Black Hibiscus

African Americans and the Florida Imaginary

Edited by John Wharton Lowe
Hardcover : 9781496848598, 312 pages, 4 color illustrations, January 2024
Paperback : 9781496848604, 312 pages, 4 color illustrations, January 2024
Expected to ship: 2024-01-15
Expected to ship: 2024-01-15

An exploration of the significant literary and cultural contributions from African Americans in the Sunshine State


Contributions by Simone A. Alexander, José Felipe Alvergue, Valerie Babb, Pamela Bordelon, Taylor Hagood, Joyce Marie Jackson, Delia Malia Konzett, Jane Landers, John Wharton Lowe, Gary Monroe, Noelle Morrissette, Paul Ortiz, Lyrae Van Clef-Stefanon, Genevieve West, and Belinda Wheeler

The state of Florida has a rich literary and cultural history, which has been greatly shaped by many different ethnicities, races, and cultures that call the Sunshine State home.

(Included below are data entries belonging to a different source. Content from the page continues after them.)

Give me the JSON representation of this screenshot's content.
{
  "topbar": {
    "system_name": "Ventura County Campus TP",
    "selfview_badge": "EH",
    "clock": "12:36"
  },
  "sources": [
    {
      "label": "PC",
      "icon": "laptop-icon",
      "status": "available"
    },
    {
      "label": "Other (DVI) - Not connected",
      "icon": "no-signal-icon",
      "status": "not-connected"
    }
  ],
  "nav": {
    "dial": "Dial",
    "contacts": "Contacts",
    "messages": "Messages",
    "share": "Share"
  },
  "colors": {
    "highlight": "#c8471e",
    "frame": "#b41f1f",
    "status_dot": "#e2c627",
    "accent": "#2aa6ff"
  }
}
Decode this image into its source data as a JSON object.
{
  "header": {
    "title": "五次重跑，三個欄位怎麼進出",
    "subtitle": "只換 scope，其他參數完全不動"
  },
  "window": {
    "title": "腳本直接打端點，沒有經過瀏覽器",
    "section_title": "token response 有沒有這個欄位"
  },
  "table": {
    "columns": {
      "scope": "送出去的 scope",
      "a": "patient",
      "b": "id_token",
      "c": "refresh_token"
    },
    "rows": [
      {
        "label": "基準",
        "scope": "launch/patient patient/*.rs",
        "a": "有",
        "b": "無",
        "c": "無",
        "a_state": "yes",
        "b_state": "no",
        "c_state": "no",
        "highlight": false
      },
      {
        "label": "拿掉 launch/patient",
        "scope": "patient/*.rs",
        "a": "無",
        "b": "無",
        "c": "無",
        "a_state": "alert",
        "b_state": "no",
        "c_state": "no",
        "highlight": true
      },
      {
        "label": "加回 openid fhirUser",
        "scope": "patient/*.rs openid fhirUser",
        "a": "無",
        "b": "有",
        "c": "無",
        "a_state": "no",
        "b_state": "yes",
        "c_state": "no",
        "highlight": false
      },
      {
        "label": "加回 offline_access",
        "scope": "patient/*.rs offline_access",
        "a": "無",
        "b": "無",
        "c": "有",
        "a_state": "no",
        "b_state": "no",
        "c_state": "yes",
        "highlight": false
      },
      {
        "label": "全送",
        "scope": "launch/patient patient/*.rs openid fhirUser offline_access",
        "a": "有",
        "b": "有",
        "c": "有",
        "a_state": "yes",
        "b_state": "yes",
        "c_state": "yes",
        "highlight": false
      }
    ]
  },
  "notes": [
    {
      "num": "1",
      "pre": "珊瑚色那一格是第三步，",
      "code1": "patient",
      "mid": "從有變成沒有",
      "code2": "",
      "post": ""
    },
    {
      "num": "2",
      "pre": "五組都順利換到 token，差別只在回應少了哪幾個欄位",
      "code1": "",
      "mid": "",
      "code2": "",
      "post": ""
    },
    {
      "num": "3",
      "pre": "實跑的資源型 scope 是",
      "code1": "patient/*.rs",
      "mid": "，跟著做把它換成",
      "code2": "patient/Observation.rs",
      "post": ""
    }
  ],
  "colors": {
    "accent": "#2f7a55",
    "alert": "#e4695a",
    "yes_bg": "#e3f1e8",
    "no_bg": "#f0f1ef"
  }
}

Little attention has been paid, however, to the key role of African Americans in Floridian history and culture. The state’s early population boom came from immigrants from the US South, and many of them were African Americans. Interaction between the state’s ethnic communities has created a unique and vibrant culture, which has had, and continues to have, a significant impact on southern, national, and hemispheric life and history.

Black Hibiscus: African Americans and the Florida Imaginary begins by exploring Florida’s colonial past, focusing particularly on interactions between maroons who escaped enslavement, and on Albery Whitman’s The Rape of Florida, which also links Black people and Native Americans. Contributors consider film, folklore, and music, as well as such key Black writers as Zora Neale Hurston, James Weldon Johnson, Gwendolyn Bennett, Colson Whitehead, and Edwidge Danticat. The volume features Black Floridians’ role in the civil rights movement and Black contributions to the celebrated Florida Writers’ Project. Contributors include literary scholars, historians, film critics, art historians, anthropologists, musicologists, political scientists, artists, and poets.


"Convening a range of scholars of Florida’s African American literary and cultural history, Black Hibiscus offers a unique engagement with contemporary scholarship marked by clarity of vision and conceptual verve."

- Keith Cartwright, professor of English at University of North Florida

"Through interviews, first-person accounts, and traditional academic essays, Black Hibiscus disrupts typical racial and cultural narratives about Florida and shows the centrality of the Black experience to the state."

- Julie Buckner Armstrong, author of Mary Turner and the Memory of Lynching